- **Activity**:
All lines in the records that carry the string "hModule" are to be shown.

======== Given information

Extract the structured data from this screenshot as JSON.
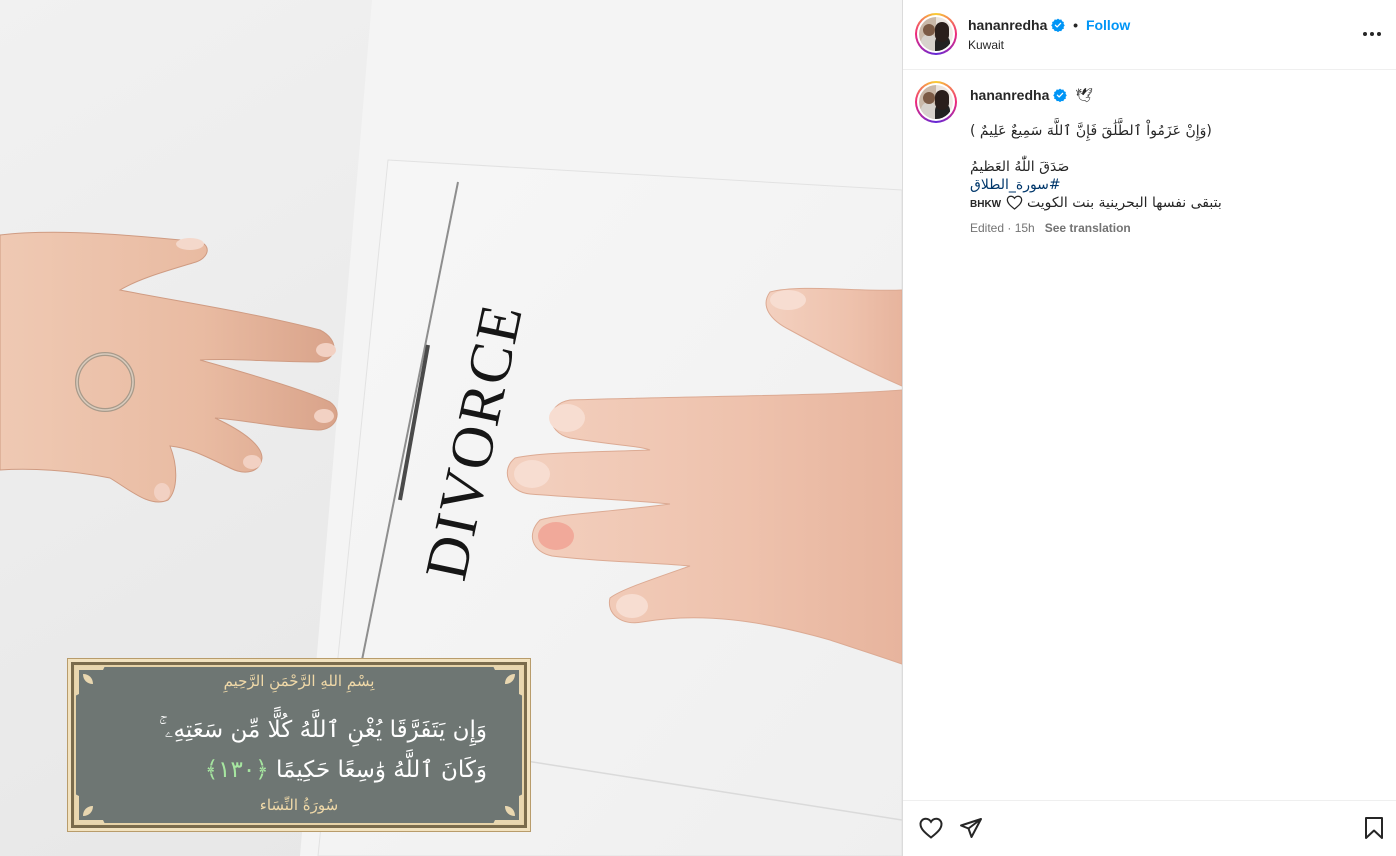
{
  "media": {
    "paper_word": "DIVORCE",
    "quran_panel": {
      "basmala": "بِسْمِ اللهِ الرَّحْمَنِ الرَّحِيمِ",
      "verse": "وَإِن يَتَفَرَّقَا يُغْنِ ٱللَّهُ كُلًّا مِّن سَعَتِهِۦ ۚ وَكَانَ ٱللَّهُ وَٰسِعًا حَكِيمًا",
      "ayah_number": "﴿١٣٠﴾",
      "surah": "سُورَةُ النِّسَاء"
    }
  },
  "header": {
    "username": "hananredha",
    "follow_label": "Follow",
    "location": "Kuwait",
    "icons": {
      "verified": "verified-badge-icon",
      "more": "more-options-icon"
    }
  },
  "caption": {
    "username": "hananredha",
    "emoji": "🕊",
    "line1": "(وَإِنْ عَزَمُواْ ٱلطَّلَٰقَ فَإِنَّ ٱللَّهَ سَمِيعٌ عَلِيمٌ )",
    "line2": "صَدَقَ اللّٰهُ العَظيمُ",
    "hashtag": "#سورة_الطلاق",
    "line4_text": "بتبقى نفسها البحرينية بنت الكويت",
    "line4_suffix": "BHKW",
    "edited": "Edited · 15h",
    "see_translation": "See translation"
  },
  "actions": {
    "icons": [
      "heart-icon",
      "share-icon",
      "bookmark-icon"
    ]
  },
  "colors": {
    "accent": "#0095f6",
    "hashtag": "#00376b",
    "muted": "#737373",
    "panel_bg": "#6e7673",
    "panel_gold": "#f0d9a8",
    "ayah_green": "#a6e6a0"
  }
}
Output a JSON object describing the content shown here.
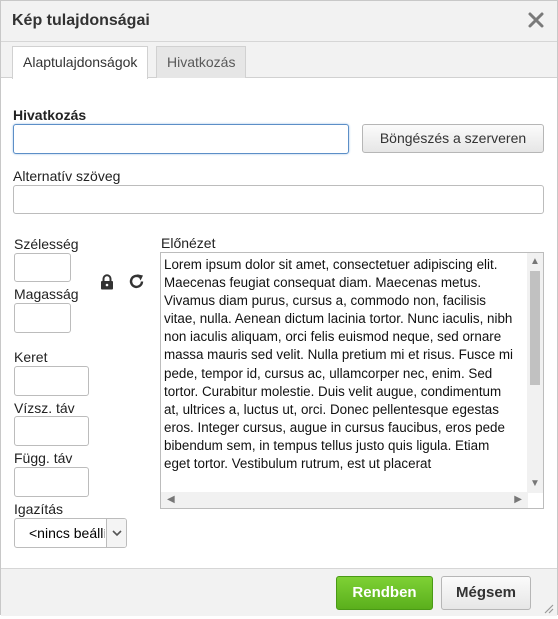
{
  "dialog": {
    "title": "Kép tulajdonságai",
    "close_icon": "close-icon"
  },
  "tabs": [
    {
      "label": "Alaptulajdonságok",
      "active": true
    },
    {
      "label": "Hivatkozás",
      "active": false
    }
  ],
  "link": {
    "label": "Hivatkozás",
    "value": "",
    "browse_label": "Böngészés a szerveren"
  },
  "alt": {
    "label": "Alternatív szöveg",
    "value": ""
  },
  "width": {
    "label": "Szélesség",
    "value": ""
  },
  "height": {
    "label": "Magasság",
    "value": ""
  },
  "lock_icon": "lock-icon",
  "reset_icon": "reset-size-icon",
  "border": {
    "label": "Keret",
    "value": ""
  },
  "hspace": {
    "label": "Vízsz. táv",
    "value": ""
  },
  "vspace": {
    "label": "Függ. táv",
    "value": ""
  },
  "align": {
    "label": "Igazítás",
    "selected": "<nincs beállítva>"
  },
  "preview": {
    "label": "Előnézet",
    "text": "Lorem ipsum dolor sit amet, consectetuer adipiscing elit. Maecenas feugiat consequat diam. Maecenas metus. Vivamus diam purus, cursus a, commodo non, facilisis vitae, nulla. Aenean dictum lacinia tortor. Nunc iaculis, nibh non iaculis aliquam, orci felis euismod neque, sed ornare massa mauris sed velit. Nulla pretium mi et risus. Fusce mi pede, tempor id, cursus ac, ullamcorper nec, enim. Sed tortor. Curabitur molestie. Duis velit augue, condimentum at, ultrices a, luctus ut, orci. Donec pellentesque egestas eros. Integer cursus, augue in cursus faucibus, eros pede bibendum sem, in tempus tellus justo quis ligula. Etiam eget tortor. Vestibulum rutrum, est ut placerat"
  },
  "footer": {
    "ok_label": "Rendben",
    "cancel_label": "Mégsem"
  },
  "colors": {
    "ok_button": "#6cc12a",
    "header_bg": "#f2f2f2",
    "focus_border": "#5c8fc7"
  }
}
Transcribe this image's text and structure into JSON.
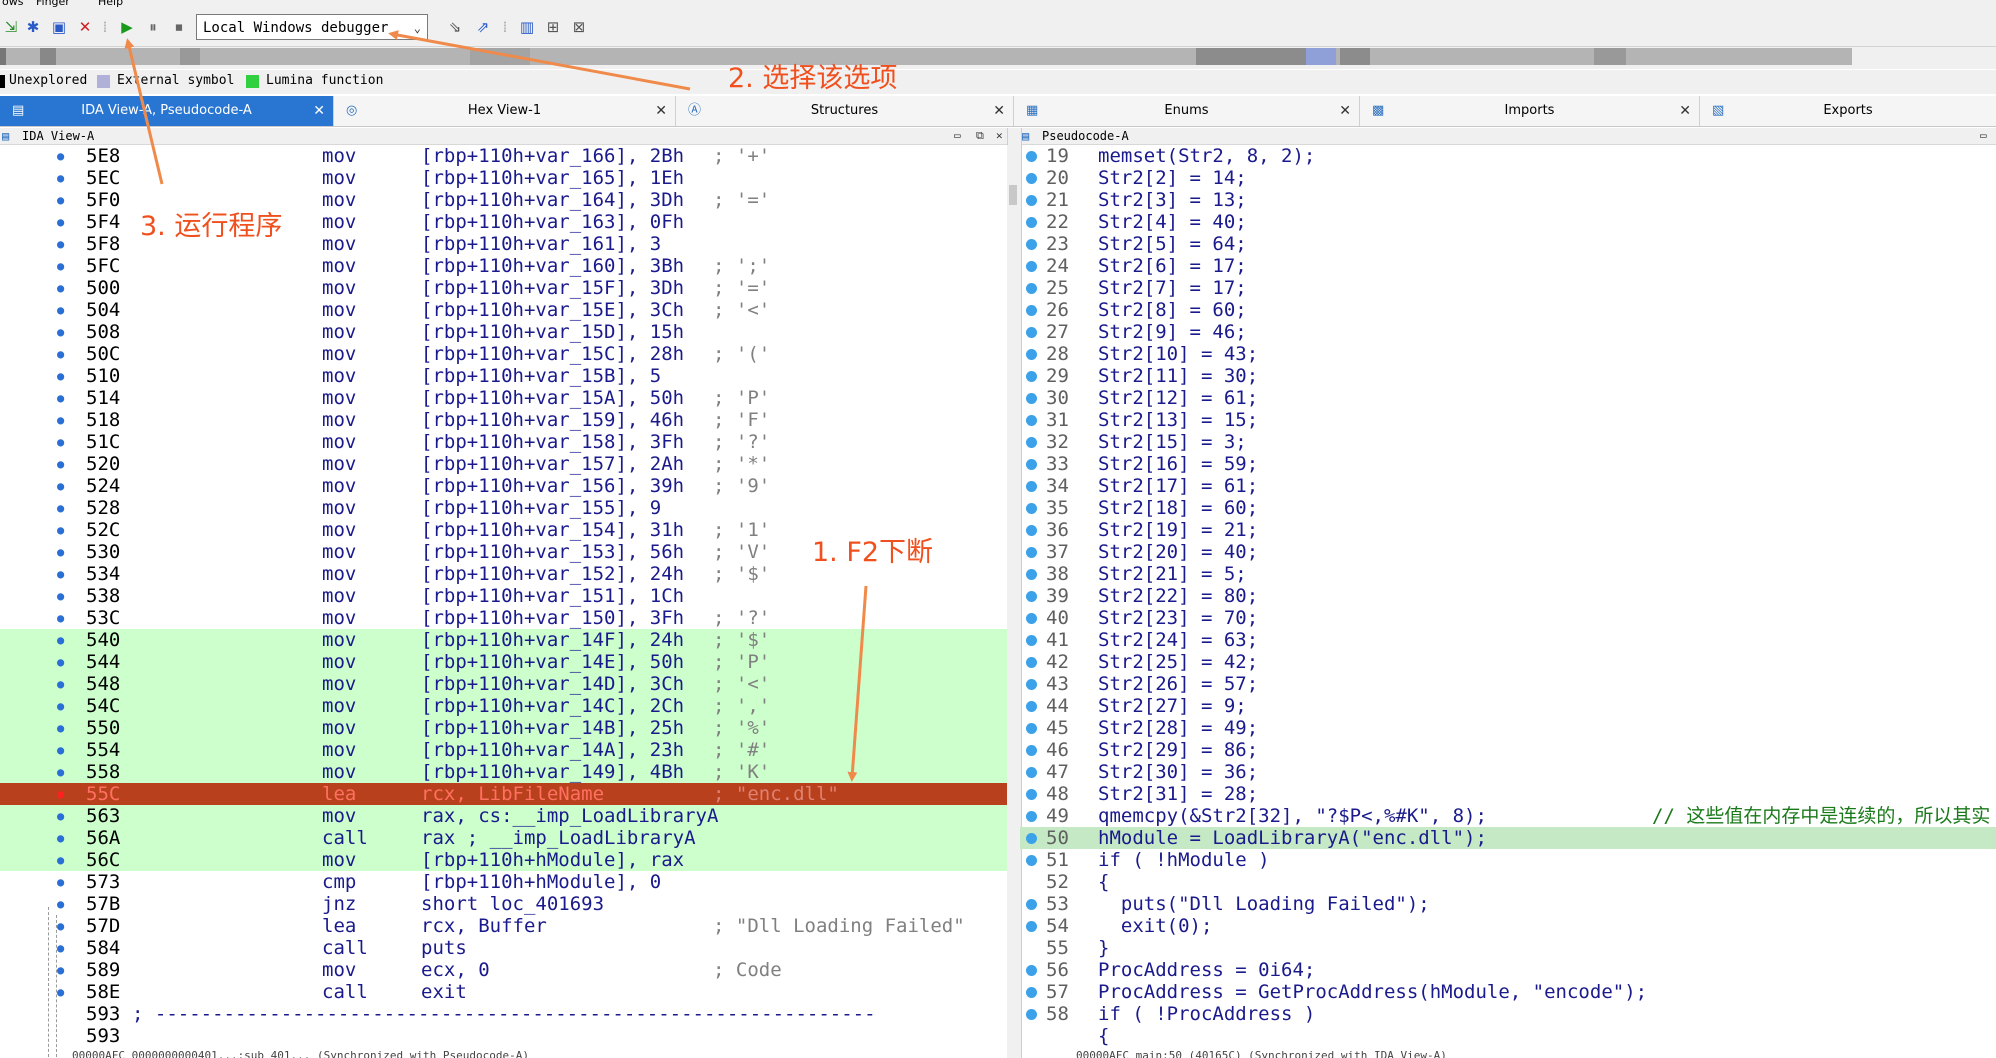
{
  "menu": {
    "items": [
      "ows",
      "Finger",
      "Help"
    ]
  },
  "toolbar": {
    "debugger_select": "Local Windows debugger",
    "colors": {
      "run": "#1a9a1a",
      "stop": "#cc2020"
    }
  },
  "legend": {
    "items": [
      {
        "label": "Unexplored",
        "color": "#000000"
      },
      {
        "label": "External symbol",
        "color": "#b0b0d8"
      },
      {
        "label": "Lumina function",
        "color": "#30d040"
      }
    ]
  },
  "tabs": [
    {
      "label": "IDA View-A, Pseudocode-A",
      "icon": "ida-view-icon",
      "active": true
    },
    {
      "label": "Hex View-1",
      "icon": "hex-view-icon",
      "active": false
    },
    {
      "label": "Structures",
      "icon": "structures-icon",
      "active": false
    },
    {
      "label": "Enums",
      "icon": "enums-icon",
      "active": false
    },
    {
      "label": "Imports",
      "icon": "imports-icon",
      "active": false
    },
    {
      "label": "Exports",
      "icon": "exports-icon",
      "active": false
    }
  ],
  "left_panel": {
    "title": "IDA View-A",
    "lines": [
      {
        "addr": "5E8",
        "mn": "mov",
        "op": "[rbp+110h+var_166], 2Bh",
        "cm": "; '+'"
      },
      {
        "addr": "5EC",
        "mn": "mov",
        "op": "[rbp+110h+var_165], 1Eh",
        "cm": ""
      },
      {
        "addr": "5F0",
        "mn": "mov",
        "op": "[rbp+110h+var_164], 3Dh",
        "cm": "; '='"
      },
      {
        "addr": "5F4",
        "mn": "mov",
        "op": "[rbp+110h+var_163], 0Fh",
        "cm": ""
      },
      {
        "addr": "5F8",
        "mn": "mov",
        "op": "[rbp+110h+var_161], 3",
        "cm": ""
      },
      {
        "addr": "5FC",
        "mn": "mov",
        "op": "[rbp+110h+var_160], 3Bh",
        "cm": "; ';'"
      },
      {
        "addr": "500",
        "mn": "mov",
        "op": "[rbp+110h+var_15F], 3Dh",
        "cm": "; '='"
      },
      {
        "addr": "504",
        "mn": "mov",
        "op": "[rbp+110h+var_15E], 3Ch",
        "cm": "; '<'"
      },
      {
        "addr": "508",
        "mn": "mov",
        "op": "[rbp+110h+var_15D], 15h",
        "cm": ""
      },
      {
        "addr": "50C",
        "mn": "mov",
        "op": "[rbp+110h+var_15C], 28h",
        "cm": "; '('"
      },
      {
        "addr": "510",
        "mn": "mov",
        "op": "[rbp+110h+var_15B], 5",
        "cm": ""
      },
      {
        "addr": "514",
        "mn": "mov",
        "op": "[rbp+110h+var_15A], 50h",
        "cm": "; 'P'"
      },
      {
        "addr": "518",
        "mn": "mov",
        "op": "[rbp+110h+var_159], 46h",
        "cm": "; 'F'"
      },
      {
        "addr": "51C",
        "mn": "mov",
        "op": "[rbp+110h+var_158], 3Fh",
        "cm": "; '?'"
      },
      {
        "addr": "520",
        "mn": "mov",
        "op": "[rbp+110h+var_157], 2Ah",
        "cm": "; '*'"
      },
      {
        "addr": "524",
        "mn": "mov",
        "op": "[rbp+110h+var_156], 39h",
        "cm": "; '9'"
      },
      {
        "addr": "528",
        "mn": "mov",
        "op": "[rbp+110h+var_155], 9",
        "cm": ""
      },
      {
        "addr": "52C",
        "mn": "mov",
        "op": "[rbp+110h+var_154], 31h",
        "cm": "; '1'"
      },
      {
        "addr": "530",
        "mn": "mov",
        "op": "[rbp+110h+var_153], 56h",
        "cm": "; 'V'"
      },
      {
        "addr": "534",
        "mn": "mov",
        "op": "[rbp+110h+var_152], 24h",
        "cm": "; '$'"
      },
      {
        "addr": "538",
        "mn": "mov",
        "op": "[rbp+110h+var_151], 1Ch",
        "cm": ""
      },
      {
        "addr": "53C",
        "mn": "mov",
        "op": "[rbp+110h+var_150], 3Fh",
        "cm": "; '?'"
      },
      {
        "addr": "540",
        "mn": "mov",
        "op": "[rbp+110h+var_14F], 24h",
        "cm": "; '$'",
        "hl": true
      },
      {
        "addr": "544",
        "mn": "mov",
        "op": "[rbp+110h+var_14E], 50h",
        "cm": "; 'P'",
        "hl": true
      },
      {
        "addr": "548",
        "mn": "mov",
        "op": "[rbp+110h+var_14D], 3Ch",
        "cm": "; '<'",
        "hl": true
      },
      {
        "addr": "54C",
        "mn": "mov",
        "op": "[rbp+110h+var_14C], 2Ch",
        "cm": "; ','",
        "hl": true
      },
      {
        "addr": "550",
        "mn": "mov",
        "op": "[rbp+110h+var_14B], 25h",
        "cm": "; '%'",
        "hl": true
      },
      {
        "addr": "554",
        "mn": "mov",
        "op": "[rbp+110h+var_14A], 23h",
        "cm": "; '#'",
        "hl": true
      },
      {
        "addr": "558",
        "mn": "mov",
        "op": "[rbp+110h+var_149], 4Bh",
        "cm": "; 'K'",
        "hl": true
      },
      {
        "addr": "55C",
        "mn": "lea",
        "op": "rcx, LibFileName",
        "cm": "; \"enc.dll\"",
        "bp": true
      },
      {
        "addr": "563",
        "mn": "mov",
        "op": "rax, cs:__imp_LoadLibraryA",
        "cm": "",
        "hl": true
      },
      {
        "addr": "56A",
        "mn": "call",
        "op": "rax ; __imp_LoadLibraryA",
        "cm": "",
        "hl": true
      },
      {
        "addr": "56C",
        "mn": "mov",
        "op": "[rbp+110h+hModule], rax",
        "cm": "",
        "hl": true
      },
      {
        "addr": "573",
        "mn": "cmp",
        "op": "[rbp+110h+hModule], 0",
        "cm": ""
      },
      {
        "addr": "57B",
        "mn": "jnz",
        "op": "short loc_401693",
        "cm": ""
      },
      {
        "addr": "57D",
        "mn": "lea",
        "op": "rcx, Buffer",
        "cm": "; \"Dll Loading Failed\""
      },
      {
        "addr": "584",
        "mn": "call",
        "op": "puts",
        "cm": ""
      },
      {
        "addr": "589",
        "mn": "mov",
        "op": "ecx, 0",
        "cm": "; Code"
      },
      {
        "addr": "58E",
        "mn": "call",
        "op": "exit",
        "cm": ""
      },
      {
        "addr": "593",
        "mn": "",
        "op": "; ---------------------------------------------------------------",
        "cm": ""
      },
      {
        "addr": "593",
        "mn": "",
        "op": "",
        "cm": ""
      }
    ],
    "status": "00000AFC 0000000000401...:sub_401... (Synchronized with Pseudocode-A)"
  },
  "right_panel": {
    "title": "Pseudocode-A",
    "lines": [
      {
        "n": "19",
        "code": "memset(Str2, 8, 2);"
      },
      {
        "n": "20",
        "code": "Str2[2] = 14;"
      },
      {
        "n": "21",
        "code": "Str2[3] = 13;"
      },
      {
        "n": "22",
        "code": "Str2[4] = 40;"
      },
      {
        "n": "23",
        "code": "Str2[5] = 64;"
      },
      {
        "n": "24",
        "code": "Str2[6] = 17;"
      },
      {
        "n": "25",
        "code": "Str2[7] = 17;"
      },
      {
        "n": "26",
        "code": "Str2[8] = 60;"
      },
      {
        "n": "27",
        "code": "Str2[9] = 46;"
      },
      {
        "n": "28",
        "code": "Str2[10] = 43;"
      },
      {
        "n": "29",
        "code": "Str2[11] = 30;"
      },
      {
        "n": "30",
        "code": "Str2[12] = 61;"
      },
      {
        "n": "31",
        "code": "Str2[13] = 15;"
      },
      {
        "n": "32",
        "code": "Str2[15] = 3;"
      },
      {
        "n": "33",
        "code": "Str2[16] = 59;"
      },
      {
        "n": "34",
        "code": "Str2[17] = 61;"
      },
      {
        "n": "35",
        "code": "Str2[18] = 60;"
      },
      {
        "n": "36",
        "code": "Str2[19] = 21;"
      },
      {
        "n": "37",
        "code": "Str2[20] = 40;"
      },
      {
        "n": "38",
        "code": "Str2[21] = 5;"
      },
      {
        "n": "39",
        "code": "Str2[22] = 80;"
      },
      {
        "n": "40",
        "code": "Str2[23] = 70;"
      },
      {
        "n": "41",
        "code": "Str2[24] = 63;"
      },
      {
        "n": "42",
        "code": "Str2[25] = 42;"
      },
      {
        "n": "43",
        "code": "Str2[26] = 57;"
      },
      {
        "n": "44",
        "code": "Str2[27] = 9;"
      },
      {
        "n": "45",
        "code": "Str2[28] = 49;"
      },
      {
        "n": "46",
        "code": "Str2[29] = 86;"
      },
      {
        "n": "47",
        "code": "Str2[30] = 36;"
      },
      {
        "n": "48",
        "code": "Str2[31] = 28;"
      },
      {
        "n": "49",
        "code": "qmemcpy(&Str2[32], \"?$P<,%#K\", 8);",
        "cmt": "// 这些值在内存中是连续的，所以其实"
      },
      {
        "n": "50",
        "code": "hModule = LoadLibraryA(\"enc.dll\");",
        "hl": true
      },
      {
        "n": "51",
        "code": "if ( !hModule )"
      },
      {
        "n": "52",
        "code": "{",
        "nodot": true
      },
      {
        "n": "53",
        "code": "  puts(\"Dll Loading Failed\");"
      },
      {
        "n": "54",
        "code": "  exit(0);"
      },
      {
        "n": "55",
        "code": "}",
        "nodot": true
      },
      {
        "n": "56",
        "code": "ProcAddress = 0i64;"
      },
      {
        "n": "57",
        "code": "ProcAddress = GetProcAddress(hModule, \"encode\");"
      },
      {
        "n": "58",
        "code": "if ( !ProcAddress )"
      },
      {
        "n": "",
        "code": "{",
        "nodot": true
      }
    ],
    "status": "00000AFC main:50 (40165C) (Synchronized with IDA View-A)"
  },
  "annotations": {
    "step1": "1. F2下断",
    "step2": "2. 选择该选项",
    "step3": "3. 运行程序",
    "color": "#f0501e"
  }
}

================

- **Response to the exercise**:
        "op": "[rbp+110h+hModule], rax",
        "op": "[rbp+110h+hModule], 0",
        "code": "hModule = LoadLibraryA(\"enc.dll\");",
        "code": "if ( !hModule )"
        "code": "ProcAddress = GetProcAddress(hModule, \"encode\");"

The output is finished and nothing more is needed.